The magnetic rolls are constructed up to a width of 60 in. Typical feed rates range from 100 to 400 lb/hour/in. of roll width. Sized silica sand or alumina can typically be treated at a rate of 200 to 300 lb/hour/in. of roll width.
The magnetic collection of micron-sized paramagnetic particles requires a high-intensity magnetic field combined with a high magnetic gradient. This can be accomplished with an electromagnetic matrix-type separator, also known as a magnetic filter.
A magnetic filter consists of a solenoid coil encased in steel. The coil generates a uniform magnetic field throughout the bore, which induces discs of expanded metal (the “matrix”) stacked in the bore of the coil. When induced, the matrix produces localized regions of extremely high gradients and provides the collection sites for paramagnetic particle capture. As feed material filters through the matrix, the paramagnetic particles are captured and subsequently removed from the particle stream. When the magnetic contaminants eventually build up on the matrix, the separator is de-energized and the matrix is automatically flushed clean. A schematic of a magnetic filter is shown in Figure 4.
The separator can be operated wet to treat a slurry or dry to treat a fine powder. In the wet mode, the fluid drag provides the separating force between the magnetic contaminants and the nonmagnetic medium. In the dry mode, the matrix is vibrated, and this vibration fluidizes the fine material as it flows through the matrix.
Wet Magnetic Filters. Wet magnetic filters are available in a wide range of bore diameters and magnetic field strengths to correspond with the production capacity and the desired level of magnetic collection. The magnetic field strength of wet magnetic filters ranges from 1500 gauss to collect ferromagnetic iron of abrasion to 20,000 gauss to collect fine paramagnetic contaminants where product specifications call for parts per million (ppm) or parts per billion (ppb) contaminant levels. Flow rates in the range of 10 to 50 gallons per minute (gpm) require bore diameters of 4 to 9 in. A bore diameter of 24 in. is capable of treating several hundred gpm.

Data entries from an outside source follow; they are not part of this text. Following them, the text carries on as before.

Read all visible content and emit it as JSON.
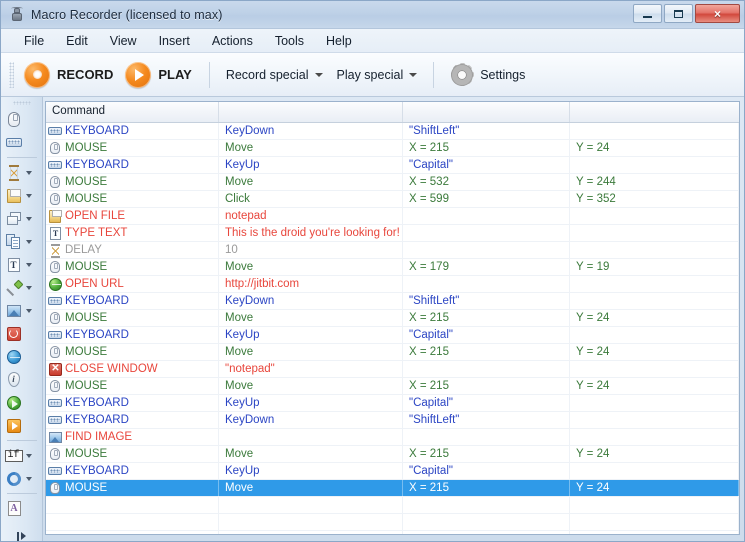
{
  "window": {
    "title": "Macro Recorder (licensed to max)",
    "icon": "bug-icon",
    "buttons": {
      "minimize": "minimize-button",
      "maximize": "maximize-button",
      "close": "×"
    }
  },
  "menu": {
    "items": [
      "File",
      "Edit",
      "View",
      "Insert",
      "Actions",
      "Tools",
      "Help"
    ]
  },
  "toolbar": {
    "record_label": "RECORD",
    "play_label": "PLAY",
    "record_special_label": "Record special",
    "play_special_label": "Play special",
    "settings_label": "Settings"
  },
  "rail": {
    "items": [
      {
        "name": "mouse-icon",
        "caret": false
      },
      {
        "name": "keyboard-icon",
        "caret": false
      },
      {
        "sep": true
      },
      {
        "name": "delay-icon",
        "caret": true
      },
      {
        "name": "open-file-icon",
        "caret": true
      },
      {
        "name": "window-icon",
        "caret": true
      },
      {
        "name": "copy-icon",
        "caret": true
      },
      {
        "name": "type-text-icon",
        "caret": true
      },
      {
        "name": "color-picker-icon",
        "caret": true
      },
      {
        "name": "find-image-icon",
        "caret": true
      },
      {
        "name": "stop-icon",
        "caret": false
      },
      {
        "name": "blue-globe-icon",
        "caret": false
      },
      {
        "name": "info-icon",
        "caret": false
      },
      {
        "name": "open-url-icon",
        "caret": false
      },
      {
        "name": "run-icon",
        "caret": false
      },
      {
        "sep": true
      },
      {
        "name": "if-icon",
        "caret": true,
        "text": "if"
      },
      {
        "name": "loop-icon",
        "caret": true
      },
      {
        "sep": true
      },
      {
        "name": "text-icon",
        "caret": false,
        "text": "A"
      }
    ]
  },
  "grid": {
    "headers": [
      "Command",
      "",
      "",
      ""
    ],
    "rows": [
      {
        "icon": "keyboard-icon",
        "color": "t-blue",
        "c0": "KEYBOARD",
        "c1": "KeyDown",
        "c2": "\"ShiftLeft\"",
        "c3": ""
      },
      {
        "icon": "mouse-icon",
        "color": "t-green",
        "c0": "MOUSE",
        "c1": "Move",
        "c2": "X = 215",
        "c3": "Y = 24"
      },
      {
        "icon": "keyboard-icon",
        "color": "t-blue",
        "c0": "KEYBOARD",
        "c1": "KeyUp",
        "c2": "\"Capital\"",
        "c3": ""
      },
      {
        "icon": "mouse-icon",
        "color": "t-green",
        "c0": "MOUSE",
        "c1": "Move",
        "c2": "X = 532",
        "c3": "Y = 244"
      },
      {
        "icon": "mouse-icon",
        "color": "t-green",
        "c0": "MOUSE",
        "c1": "Click",
        "c2": "X = 599",
        "c3": "Y = 352"
      },
      {
        "icon": "open-file-icon",
        "color": "t-red",
        "c0": "OPEN FILE",
        "c1": "notepad",
        "c2": "",
        "c3": ""
      },
      {
        "icon": "type-text-icon",
        "color": "t-red",
        "c0": "TYPE TEXT",
        "c1": "This is the droid you're looking for!",
        "c2": "",
        "c3": ""
      },
      {
        "icon": "delay-icon",
        "color": "t-gray",
        "c0": "DELAY",
        "c1": "10",
        "c2": "",
        "c3": ""
      },
      {
        "icon": "mouse-icon",
        "color": "t-green",
        "c0": "MOUSE",
        "c1": "Move",
        "c2": "X = 179",
        "c3": "Y = 19"
      },
      {
        "icon": "open-url-icon",
        "color": "t-red",
        "c0": "OPEN URL",
        "c1": "http://jitbit.com",
        "c2": "",
        "c3": ""
      },
      {
        "icon": "keyboard-icon",
        "color": "t-blue",
        "c0": "KEYBOARD",
        "c1": "KeyDown",
        "c2": "\"ShiftLeft\"",
        "c3": ""
      },
      {
        "icon": "mouse-icon",
        "color": "t-green",
        "c0": "MOUSE",
        "c1": "Move",
        "c2": "X = 215",
        "c3": "Y = 24"
      },
      {
        "icon": "keyboard-icon",
        "color": "t-blue",
        "c0": "KEYBOARD",
        "c1": "KeyUp",
        "c2": "\"Capital\"",
        "c3": ""
      },
      {
        "icon": "mouse-icon",
        "color": "t-green",
        "c0": "MOUSE",
        "c1": "Move",
        "c2": "X = 215",
        "c3": "Y = 24"
      },
      {
        "icon": "close-window-icon",
        "color": "t-red",
        "c0": "CLOSE WINDOW",
        "c1": "\"notepad\"",
        "c2": "",
        "c3": ""
      },
      {
        "icon": "mouse-icon",
        "color": "t-green",
        "c0": "MOUSE",
        "c1": "Move",
        "c2": "X = 215",
        "c3": "Y = 24"
      },
      {
        "icon": "keyboard-icon",
        "color": "t-blue",
        "c0": "KEYBOARD",
        "c1": "KeyUp",
        "c2": "\"Capital\"",
        "c3": ""
      },
      {
        "icon": "keyboard-icon",
        "color": "t-blue",
        "c0": "KEYBOARD",
        "c1": "KeyDown",
        "c2": "\"ShiftLeft\"",
        "c3": ""
      },
      {
        "icon": "find-image-icon",
        "color": "t-red",
        "c0": "FIND IMAGE",
        "c1": "",
        "c2": "",
        "c3": ""
      },
      {
        "icon": "mouse-icon",
        "color": "t-green",
        "c0": "MOUSE",
        "c1": "Move",
        "c2": "X = 215",
        "c3": "Y = 24"
      },
      {
        "icon": "keyboard-icon",
        "color": "t-blue",
        "c0": "KEYBOARD",
        "c1": "KeyUp",
        "c2": "\"Capital\"",
        "c3": ""
      },
      {
        "icon": "mouse-icon",
        "color": "t-blue",
        "c0": "MOUSE",
        "c1": "Move",
        "c2": "X = 215",
        "c3": "Y = 24",
        "selected": true
      }
    ],
    "empty_row_count": 3
  },
  "colors": {
    "accent_orange": "#f58a1f",
    "selection_blue": "#2f9ae8",
    "command_blue": "#2b45c4",
    "command_green": "#3b7a3b",
    "command_red": "#e8463c",
    "command_gray": "#9a9a9a"
  }
}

The length of the duty cycle—the operating time of the magnet between matrix flushing cycles—is typically determined by identifying the amount of magnetic material contained in the filter feed. Materials containing up to 1% magnetic material will require frequent matrix flushing corresponding to duty cycles of 10 to 30 minutes. One magnetic filter installed to treat a ceramic slip used for substrate manufacturing containing ppm iron contamination requires matrix flushing every eight hours. The cycling of the electromagnet and the flushing of the matrix can be automated.
Recently, a magnetic filter to treat a very fine dry particle stream was developed. A high-frequency, low-amplitude vibration is imparted on the matrix, which fluidizes the fine powders and results in a high-capacity flow through the matrix.
Dry filters are available in a wide range of bore diameters and magnetic field strengths that correspond with the production capacity and the desired level of magnetic collection. The throughput capacity on a dry vibrating magnetic filter depends on the particle size, shape and density of the material being cleaned (see Table 1). The criterion for the necessary magnetic field strength parallels that of the wet filter, and duty cycles are typically determined by identifying the amount of magnetic material contained in the filter feed. Typical applications of dry magnetic filters are fine silica or quartzite, talc, cerium, zircon flour, alumina and magnesia. A dry vibrating magnetic filter used for treating glass batch materials is shown in Figure 5.